Data Block Start

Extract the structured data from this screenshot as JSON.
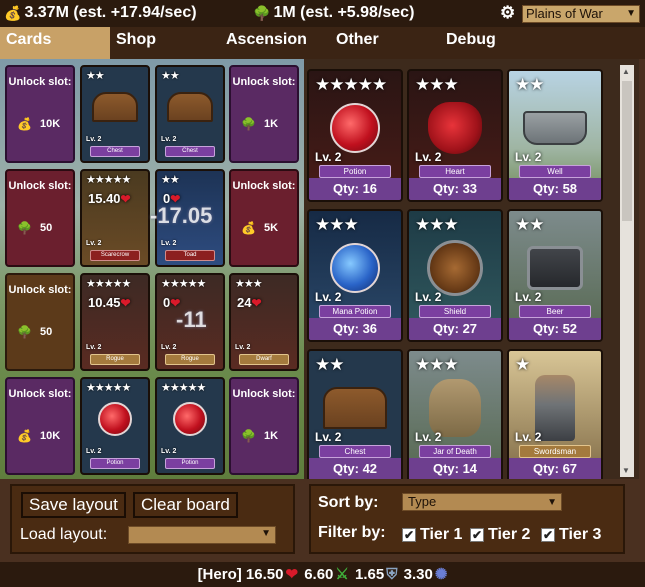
{
  "resources": {
    "gold": "3.37M (est. +17.94/sec)",
    "wood": "1M (est. +5.98/sec)",
    "gold_icon": "coin-bag-icon",
    "wood_icon": "tree-icon"
  },
  "zone": {
    "selected": "Plains of War"
  },
  "tabs": [
    {
      "label": "Cards",
      "active": true
    },
    {
      "label": "Shop",
      "active": false
    },
    {
      "label": "Ascension",
      "active": false
    },
    {
      "label": "Other",
      "active": false
    },
    {
      "label": "Debug",
      "active": false
    }
  ],
  "board": {
    "unlock_text": "Unlock slot:",
    "slots": [
      {
        "cost": "10K",
        "icon": "coin-bag-icon"
      },
      {
        "cost": "1K",
        "icon": "tree-icon"
      },
      {
        "cost": "50",
        "icon": "tree-icon"
      },
      {
        "cost": "5K",
        "icon": "coin-bag-icon"
      },
      {
        "cost": "50",
        "icon": "tree-icon"
      },
      {
        "cost": "10K",
        "icon": "coin-bag-icon"
      },
      {
        "cost": "1K",
        "icon": "tree-icon"
      }
    ],
    "cards": [
      {
        "stars": "★★",
        "level": "Lv. 2",
        "name": "Chest"
      },
      {
        "stars": "★★",
        "level": "Lv. 2",
        "name": "Chest"
      },
      {
        "stars": "★★★★★",
        "level": "Lv. 2",
        "name": "Scarecrow",
        "hp": "15.40"
      },
      {
        "stars": "★★",
        "level": "Lv. 2",
        "name": "Toad",
        "hp": "0"
      },
      {
        "stars": "★★★★★",
        "level": "Lv. 2",
        "name": "Rogue",
        "hp": "10.45"
      },
      {
        "stars": "★★★★★",
        "level": "Lv. 2",
        "name": "Rogue",
        "hp": "0"
      },
      {
        "stars": "★★★",
        "level": "Lv. 2",
        "name": "Dwarf",
        "hp": "24"
      },
      {
        "stars": "★★★★★",
        "level": "Lv. 2",
        "name": "Potion"
      },
      {
        "stars": "★★★★★",
        "level": "Lv. 2",
        "name": "Potion"
      }
    ],
    "floating": [
      "-17.05",
      "-11"
    ]
  },
  "collection": [
    {
      "stars": "★★★★★",
      "level": "Lv. 2",
      "name": "Potion",
      "qty": "Qty: 16"
    },
    {
      "stars": "★★★",
      "level": "Lv. 2",
      "name": "Heart",
      "qty": "Qty: 33"
    },
    {
      "stars": "★★",
      "level": "Lv. 2",
      "name": "Well",
      "qty": "Qty: 58"
    },
    {
      "stars": "★★★",
      "level": "Lv. 2",
      "name": "Mana Potion",
      "qty": "Qty: 36"
    },
    {
      "stars": "★★★",
      "level": "Lv. 2",
      "name": "Shield",
      "qty": "Qty: 27"
    },
    {
      "stars": "★★",
      "level": "Lv. 2",
      "name": "Beer",
      "qty": "Qty: 52"
    },
    {
      "stars": "★★",
      "level": "Lv. 2",
      "name": "Chest",
      "qty": "Qty: 42"
    },
    {
      "stars": "★★★",
      "level": "Lv. 2",
      "name": "Jar of Death",
      "qty": "Qty: 14"
    },
    {
      "stars": "★",
      "level": "Lv. 2",
      "name": "Swordsman",
      "qty": "Qty: 67"
    }
  ],
  "layout": {
    "save": "Save layout",
    "clear": "Clear board",
    "load_label": "Load layout:"
  },
  "sort": {
    "label": "Sort by:",
    "selected": "Type",
    "filter_label": "Filter by:",
    "filters": [
      {
        "label": "Tier 1",
        "checked": true
      },
      {
        "label": "Tier 2",
        "checked": true
      },
      {
        "label": "Tier 3",
        "checked": true
      }
    ]
  },
  "hero": {
    "label": "[Hero] 16.50",
    "atk": "6.60",
    "def": "1.65",
    "spd": "3.30"
  }
}
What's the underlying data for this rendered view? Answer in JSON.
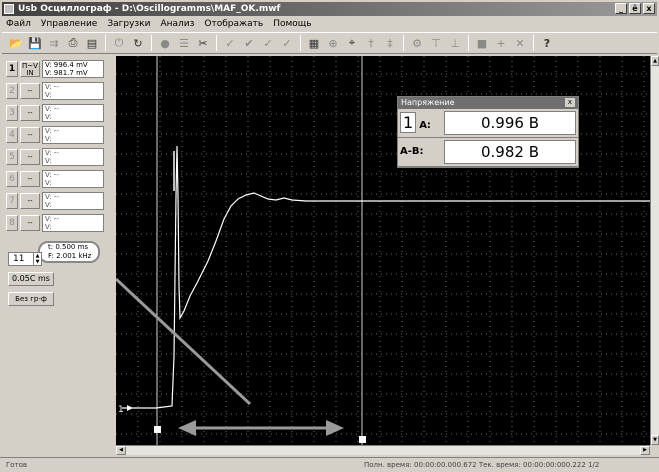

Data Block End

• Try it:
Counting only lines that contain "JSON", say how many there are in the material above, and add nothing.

• Response to the task:
2